◆ What the exercise asks ◆
Below are records; state how many of their lines hold the word "Address", and give only the figure.

START Data listing

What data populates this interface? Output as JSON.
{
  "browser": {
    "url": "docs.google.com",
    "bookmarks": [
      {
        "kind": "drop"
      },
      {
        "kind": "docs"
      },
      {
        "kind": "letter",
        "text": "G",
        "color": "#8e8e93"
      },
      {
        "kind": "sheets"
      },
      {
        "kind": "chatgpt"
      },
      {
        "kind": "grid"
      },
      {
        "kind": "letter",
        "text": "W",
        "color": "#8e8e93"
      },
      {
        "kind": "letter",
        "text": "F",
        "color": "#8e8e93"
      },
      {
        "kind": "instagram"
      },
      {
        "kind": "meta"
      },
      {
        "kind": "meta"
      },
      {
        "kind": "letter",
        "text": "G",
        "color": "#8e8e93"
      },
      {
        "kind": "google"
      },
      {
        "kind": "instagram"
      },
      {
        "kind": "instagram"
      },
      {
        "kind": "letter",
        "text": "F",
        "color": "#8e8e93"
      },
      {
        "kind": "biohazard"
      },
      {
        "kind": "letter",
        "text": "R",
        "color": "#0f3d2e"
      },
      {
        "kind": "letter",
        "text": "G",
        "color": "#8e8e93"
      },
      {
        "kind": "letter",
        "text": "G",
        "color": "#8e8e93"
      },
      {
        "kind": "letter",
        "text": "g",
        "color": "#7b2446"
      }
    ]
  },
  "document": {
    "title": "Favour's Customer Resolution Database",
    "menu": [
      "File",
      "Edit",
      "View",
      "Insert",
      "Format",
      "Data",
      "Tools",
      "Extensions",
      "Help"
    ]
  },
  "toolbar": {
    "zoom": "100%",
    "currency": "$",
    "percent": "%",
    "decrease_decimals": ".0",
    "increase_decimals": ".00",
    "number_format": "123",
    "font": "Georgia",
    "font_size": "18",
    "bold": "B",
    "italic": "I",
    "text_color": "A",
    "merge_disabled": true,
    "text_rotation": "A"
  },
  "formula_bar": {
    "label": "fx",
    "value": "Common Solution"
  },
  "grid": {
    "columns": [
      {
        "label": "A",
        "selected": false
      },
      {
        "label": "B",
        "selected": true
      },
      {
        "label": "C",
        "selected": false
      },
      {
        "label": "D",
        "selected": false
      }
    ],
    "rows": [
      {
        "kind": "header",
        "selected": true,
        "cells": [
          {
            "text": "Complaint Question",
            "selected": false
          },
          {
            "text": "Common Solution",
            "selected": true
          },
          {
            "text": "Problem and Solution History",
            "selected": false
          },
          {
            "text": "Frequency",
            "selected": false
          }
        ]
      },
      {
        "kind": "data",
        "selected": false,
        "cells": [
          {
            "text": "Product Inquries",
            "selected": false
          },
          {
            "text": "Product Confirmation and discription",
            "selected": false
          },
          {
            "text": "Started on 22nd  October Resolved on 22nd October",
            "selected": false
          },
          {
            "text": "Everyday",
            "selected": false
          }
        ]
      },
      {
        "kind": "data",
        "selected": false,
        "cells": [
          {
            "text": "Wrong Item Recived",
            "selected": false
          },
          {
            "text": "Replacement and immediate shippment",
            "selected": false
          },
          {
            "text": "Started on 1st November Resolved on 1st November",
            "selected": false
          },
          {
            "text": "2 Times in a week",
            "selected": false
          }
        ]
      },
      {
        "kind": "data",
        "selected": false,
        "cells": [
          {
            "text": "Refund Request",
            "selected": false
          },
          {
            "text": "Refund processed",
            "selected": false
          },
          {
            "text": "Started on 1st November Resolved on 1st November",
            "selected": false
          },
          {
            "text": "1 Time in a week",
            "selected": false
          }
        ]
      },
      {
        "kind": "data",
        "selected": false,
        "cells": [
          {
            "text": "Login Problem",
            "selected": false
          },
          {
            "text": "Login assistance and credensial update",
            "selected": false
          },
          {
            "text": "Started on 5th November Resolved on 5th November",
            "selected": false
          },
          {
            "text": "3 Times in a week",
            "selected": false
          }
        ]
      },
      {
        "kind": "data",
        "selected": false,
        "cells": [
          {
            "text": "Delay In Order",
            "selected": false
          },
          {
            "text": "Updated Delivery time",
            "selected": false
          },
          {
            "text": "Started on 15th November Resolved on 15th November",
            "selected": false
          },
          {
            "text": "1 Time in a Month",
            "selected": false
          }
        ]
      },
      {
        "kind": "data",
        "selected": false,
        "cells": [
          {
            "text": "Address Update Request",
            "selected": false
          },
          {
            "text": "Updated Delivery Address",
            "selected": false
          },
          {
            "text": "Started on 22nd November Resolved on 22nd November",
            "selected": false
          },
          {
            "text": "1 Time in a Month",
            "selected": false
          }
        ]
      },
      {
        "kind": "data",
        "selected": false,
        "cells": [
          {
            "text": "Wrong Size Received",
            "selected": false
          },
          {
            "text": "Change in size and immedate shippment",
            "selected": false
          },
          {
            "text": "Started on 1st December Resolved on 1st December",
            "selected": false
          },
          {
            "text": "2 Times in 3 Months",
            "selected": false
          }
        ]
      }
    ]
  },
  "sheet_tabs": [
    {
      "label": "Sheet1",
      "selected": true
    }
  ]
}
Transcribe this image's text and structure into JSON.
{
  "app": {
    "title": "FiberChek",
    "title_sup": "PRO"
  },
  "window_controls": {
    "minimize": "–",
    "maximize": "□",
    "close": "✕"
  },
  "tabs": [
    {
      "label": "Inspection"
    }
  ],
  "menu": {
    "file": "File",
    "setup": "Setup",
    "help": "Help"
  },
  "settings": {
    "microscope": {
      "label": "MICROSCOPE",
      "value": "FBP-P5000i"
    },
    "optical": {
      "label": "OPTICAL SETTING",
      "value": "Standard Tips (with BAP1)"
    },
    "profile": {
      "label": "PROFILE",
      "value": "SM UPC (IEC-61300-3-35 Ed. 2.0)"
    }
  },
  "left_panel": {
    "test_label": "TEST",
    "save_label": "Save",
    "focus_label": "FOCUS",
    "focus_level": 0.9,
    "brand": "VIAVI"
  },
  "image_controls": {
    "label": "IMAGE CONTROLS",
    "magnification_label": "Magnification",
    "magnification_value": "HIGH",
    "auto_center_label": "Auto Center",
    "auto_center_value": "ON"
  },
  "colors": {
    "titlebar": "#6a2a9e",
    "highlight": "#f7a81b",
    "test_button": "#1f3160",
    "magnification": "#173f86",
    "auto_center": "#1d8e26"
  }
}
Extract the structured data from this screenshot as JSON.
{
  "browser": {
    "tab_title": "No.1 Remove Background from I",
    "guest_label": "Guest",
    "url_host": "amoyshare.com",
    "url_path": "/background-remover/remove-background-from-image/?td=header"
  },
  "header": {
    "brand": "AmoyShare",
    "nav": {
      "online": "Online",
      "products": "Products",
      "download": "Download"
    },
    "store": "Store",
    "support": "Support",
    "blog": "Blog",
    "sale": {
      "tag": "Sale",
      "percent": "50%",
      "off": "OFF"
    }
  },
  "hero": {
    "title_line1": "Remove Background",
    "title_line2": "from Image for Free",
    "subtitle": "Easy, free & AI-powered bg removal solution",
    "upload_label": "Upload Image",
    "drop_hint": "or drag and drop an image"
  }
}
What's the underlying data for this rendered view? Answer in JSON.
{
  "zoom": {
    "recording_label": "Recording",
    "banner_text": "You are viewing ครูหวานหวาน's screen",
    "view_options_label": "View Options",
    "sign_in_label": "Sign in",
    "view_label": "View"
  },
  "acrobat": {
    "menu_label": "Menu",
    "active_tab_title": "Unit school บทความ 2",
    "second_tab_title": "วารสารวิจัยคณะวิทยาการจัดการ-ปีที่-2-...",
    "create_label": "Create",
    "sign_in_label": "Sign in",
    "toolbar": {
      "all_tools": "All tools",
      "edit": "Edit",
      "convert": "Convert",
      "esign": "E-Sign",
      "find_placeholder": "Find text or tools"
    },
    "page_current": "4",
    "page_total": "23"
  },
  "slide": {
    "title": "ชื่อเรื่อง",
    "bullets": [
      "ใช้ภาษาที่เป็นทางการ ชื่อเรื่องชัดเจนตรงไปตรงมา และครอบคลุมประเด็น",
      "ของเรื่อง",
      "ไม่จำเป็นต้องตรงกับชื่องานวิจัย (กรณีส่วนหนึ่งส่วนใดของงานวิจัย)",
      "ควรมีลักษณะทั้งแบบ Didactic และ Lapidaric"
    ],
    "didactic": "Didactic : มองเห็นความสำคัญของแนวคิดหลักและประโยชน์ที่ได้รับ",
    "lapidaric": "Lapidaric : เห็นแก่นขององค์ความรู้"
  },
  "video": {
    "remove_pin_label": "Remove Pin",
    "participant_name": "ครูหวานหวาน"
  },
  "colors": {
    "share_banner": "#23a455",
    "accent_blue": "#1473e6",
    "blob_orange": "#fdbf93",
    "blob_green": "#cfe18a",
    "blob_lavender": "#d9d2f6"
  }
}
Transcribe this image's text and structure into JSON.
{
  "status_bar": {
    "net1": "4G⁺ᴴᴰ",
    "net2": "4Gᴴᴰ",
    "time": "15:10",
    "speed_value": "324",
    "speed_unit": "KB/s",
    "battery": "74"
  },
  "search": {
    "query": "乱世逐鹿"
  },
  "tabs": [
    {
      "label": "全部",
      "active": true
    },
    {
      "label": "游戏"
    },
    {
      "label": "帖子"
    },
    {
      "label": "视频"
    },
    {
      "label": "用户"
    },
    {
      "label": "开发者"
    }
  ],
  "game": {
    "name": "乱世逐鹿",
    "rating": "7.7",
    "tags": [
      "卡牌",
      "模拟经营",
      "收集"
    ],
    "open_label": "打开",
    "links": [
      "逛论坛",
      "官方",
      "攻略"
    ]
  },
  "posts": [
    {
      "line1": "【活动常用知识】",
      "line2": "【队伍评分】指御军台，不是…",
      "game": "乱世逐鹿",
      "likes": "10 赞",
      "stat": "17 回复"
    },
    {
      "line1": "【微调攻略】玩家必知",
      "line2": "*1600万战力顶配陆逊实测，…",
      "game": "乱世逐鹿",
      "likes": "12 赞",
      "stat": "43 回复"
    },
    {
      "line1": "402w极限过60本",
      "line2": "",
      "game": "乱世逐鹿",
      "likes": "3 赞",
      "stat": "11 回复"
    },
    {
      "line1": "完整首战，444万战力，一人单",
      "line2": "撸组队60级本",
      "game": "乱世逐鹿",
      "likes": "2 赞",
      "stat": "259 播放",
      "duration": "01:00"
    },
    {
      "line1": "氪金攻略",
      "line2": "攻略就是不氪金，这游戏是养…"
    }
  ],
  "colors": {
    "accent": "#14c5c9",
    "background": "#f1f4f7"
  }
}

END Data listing

◆ Result of the task ◆
2